* _Your assignment_
Report the number of lines holding "accent" in the material below, and nothing more.

* _Available records_
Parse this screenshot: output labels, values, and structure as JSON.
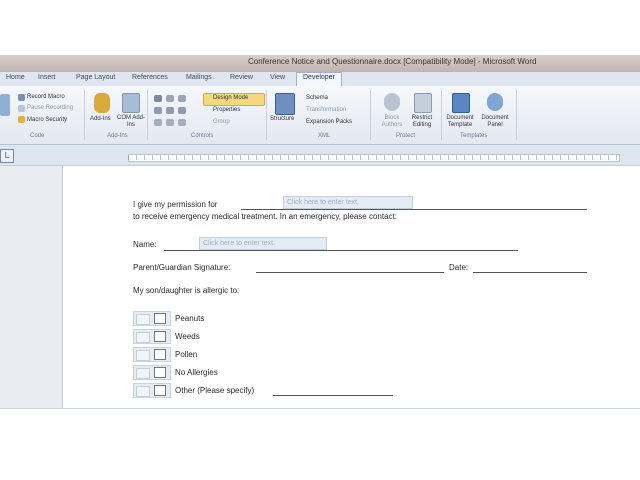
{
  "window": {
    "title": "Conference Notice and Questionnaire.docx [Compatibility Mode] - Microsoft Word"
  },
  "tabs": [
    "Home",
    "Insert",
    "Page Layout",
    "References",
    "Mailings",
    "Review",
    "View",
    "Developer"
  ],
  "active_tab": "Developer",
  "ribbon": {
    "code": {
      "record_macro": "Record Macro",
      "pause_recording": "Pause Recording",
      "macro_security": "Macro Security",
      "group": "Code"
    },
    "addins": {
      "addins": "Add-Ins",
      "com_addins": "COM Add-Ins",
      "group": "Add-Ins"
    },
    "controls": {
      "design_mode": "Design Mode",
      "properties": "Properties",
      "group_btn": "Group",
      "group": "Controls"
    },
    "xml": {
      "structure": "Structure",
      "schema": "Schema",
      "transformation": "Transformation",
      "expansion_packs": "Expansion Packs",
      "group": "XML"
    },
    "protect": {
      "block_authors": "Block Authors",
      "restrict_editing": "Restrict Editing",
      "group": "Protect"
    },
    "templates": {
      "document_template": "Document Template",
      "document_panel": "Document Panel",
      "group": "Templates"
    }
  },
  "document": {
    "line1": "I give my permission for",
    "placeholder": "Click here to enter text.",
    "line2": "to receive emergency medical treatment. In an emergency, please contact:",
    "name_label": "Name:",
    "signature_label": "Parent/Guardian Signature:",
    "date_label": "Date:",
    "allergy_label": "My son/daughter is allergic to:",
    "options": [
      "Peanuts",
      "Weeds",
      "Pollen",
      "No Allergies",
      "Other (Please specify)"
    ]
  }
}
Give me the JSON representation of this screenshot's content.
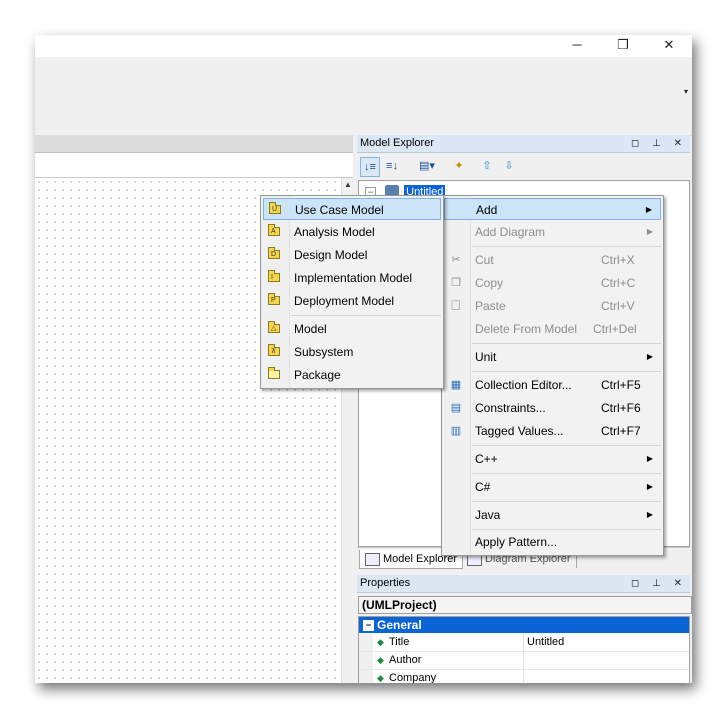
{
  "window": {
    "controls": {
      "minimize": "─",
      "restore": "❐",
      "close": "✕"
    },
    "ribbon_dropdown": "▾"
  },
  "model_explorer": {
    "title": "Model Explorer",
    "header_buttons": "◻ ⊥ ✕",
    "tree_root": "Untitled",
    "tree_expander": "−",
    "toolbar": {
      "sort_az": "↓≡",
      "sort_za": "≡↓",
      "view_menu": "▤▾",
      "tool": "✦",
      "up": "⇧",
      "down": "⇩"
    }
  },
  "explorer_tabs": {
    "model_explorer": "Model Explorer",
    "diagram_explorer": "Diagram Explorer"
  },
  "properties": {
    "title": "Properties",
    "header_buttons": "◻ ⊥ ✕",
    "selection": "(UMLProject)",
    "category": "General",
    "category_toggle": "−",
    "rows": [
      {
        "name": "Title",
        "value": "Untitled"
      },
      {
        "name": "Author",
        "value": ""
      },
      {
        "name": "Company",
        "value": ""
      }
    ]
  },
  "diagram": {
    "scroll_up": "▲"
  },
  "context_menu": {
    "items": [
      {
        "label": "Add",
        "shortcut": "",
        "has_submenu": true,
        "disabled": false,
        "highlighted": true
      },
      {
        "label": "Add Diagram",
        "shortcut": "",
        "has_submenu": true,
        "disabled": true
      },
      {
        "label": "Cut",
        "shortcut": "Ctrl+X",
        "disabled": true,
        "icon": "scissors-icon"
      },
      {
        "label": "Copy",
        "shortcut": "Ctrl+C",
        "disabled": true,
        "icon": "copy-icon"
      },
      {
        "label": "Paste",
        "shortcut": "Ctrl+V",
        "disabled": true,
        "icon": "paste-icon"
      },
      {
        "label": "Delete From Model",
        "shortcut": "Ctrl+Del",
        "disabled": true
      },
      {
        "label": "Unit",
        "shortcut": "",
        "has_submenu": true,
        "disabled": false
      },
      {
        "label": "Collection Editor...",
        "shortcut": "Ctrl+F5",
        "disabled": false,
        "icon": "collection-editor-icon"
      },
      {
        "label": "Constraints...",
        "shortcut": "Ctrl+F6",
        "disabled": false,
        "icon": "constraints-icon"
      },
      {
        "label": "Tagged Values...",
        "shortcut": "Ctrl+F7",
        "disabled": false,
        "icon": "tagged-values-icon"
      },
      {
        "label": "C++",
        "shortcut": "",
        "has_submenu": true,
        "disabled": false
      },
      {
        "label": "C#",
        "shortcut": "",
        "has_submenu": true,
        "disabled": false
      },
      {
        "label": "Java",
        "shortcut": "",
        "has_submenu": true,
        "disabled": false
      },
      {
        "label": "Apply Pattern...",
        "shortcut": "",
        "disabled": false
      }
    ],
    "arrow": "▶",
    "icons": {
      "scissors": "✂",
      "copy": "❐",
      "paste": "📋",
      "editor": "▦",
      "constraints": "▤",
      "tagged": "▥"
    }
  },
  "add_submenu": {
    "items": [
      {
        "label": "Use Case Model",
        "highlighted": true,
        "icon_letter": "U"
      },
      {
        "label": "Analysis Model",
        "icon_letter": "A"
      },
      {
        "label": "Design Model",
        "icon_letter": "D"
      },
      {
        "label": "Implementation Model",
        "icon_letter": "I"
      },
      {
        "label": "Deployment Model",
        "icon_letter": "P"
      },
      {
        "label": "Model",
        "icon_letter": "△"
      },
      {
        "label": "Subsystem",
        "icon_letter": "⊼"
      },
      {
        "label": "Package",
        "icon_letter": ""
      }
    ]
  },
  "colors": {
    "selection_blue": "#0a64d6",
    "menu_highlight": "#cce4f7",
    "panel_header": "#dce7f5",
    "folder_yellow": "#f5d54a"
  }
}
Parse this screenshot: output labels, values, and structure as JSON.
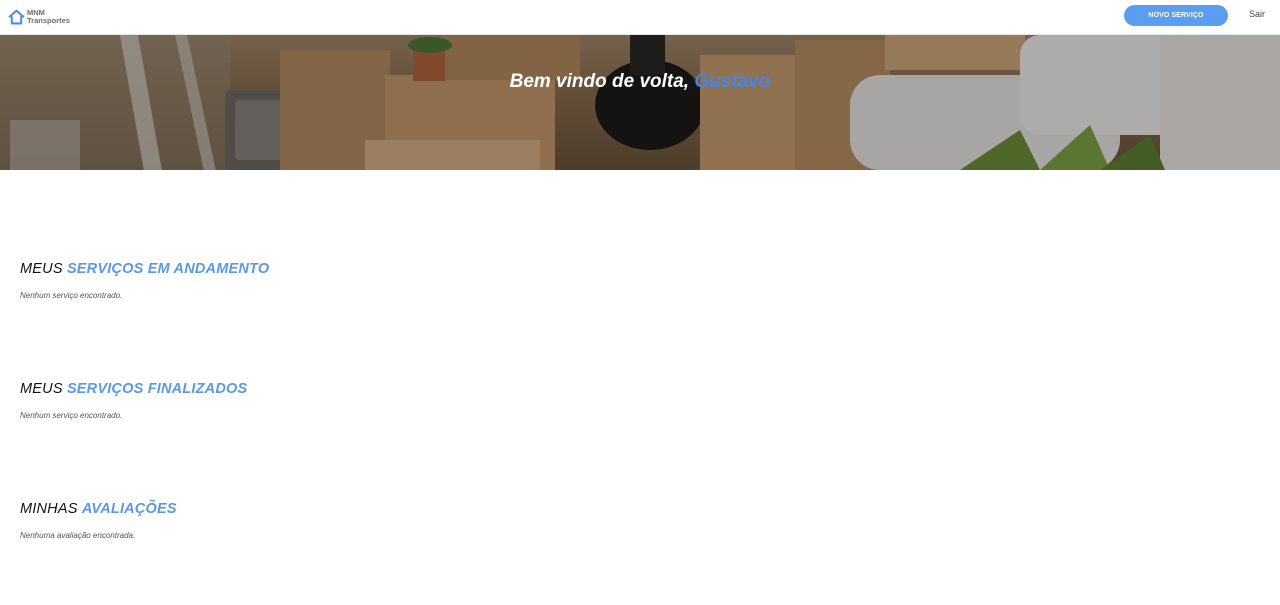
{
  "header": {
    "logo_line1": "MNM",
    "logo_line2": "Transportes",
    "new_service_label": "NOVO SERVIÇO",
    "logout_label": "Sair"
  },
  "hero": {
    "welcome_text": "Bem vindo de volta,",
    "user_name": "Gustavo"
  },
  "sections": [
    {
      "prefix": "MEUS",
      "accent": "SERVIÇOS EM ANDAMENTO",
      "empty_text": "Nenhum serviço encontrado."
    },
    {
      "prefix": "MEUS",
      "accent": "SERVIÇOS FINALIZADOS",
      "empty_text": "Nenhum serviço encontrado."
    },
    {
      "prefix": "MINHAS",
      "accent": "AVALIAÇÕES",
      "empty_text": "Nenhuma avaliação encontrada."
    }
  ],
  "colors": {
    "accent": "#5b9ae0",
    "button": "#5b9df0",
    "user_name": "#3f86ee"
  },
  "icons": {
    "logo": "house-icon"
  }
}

* _Response below_
4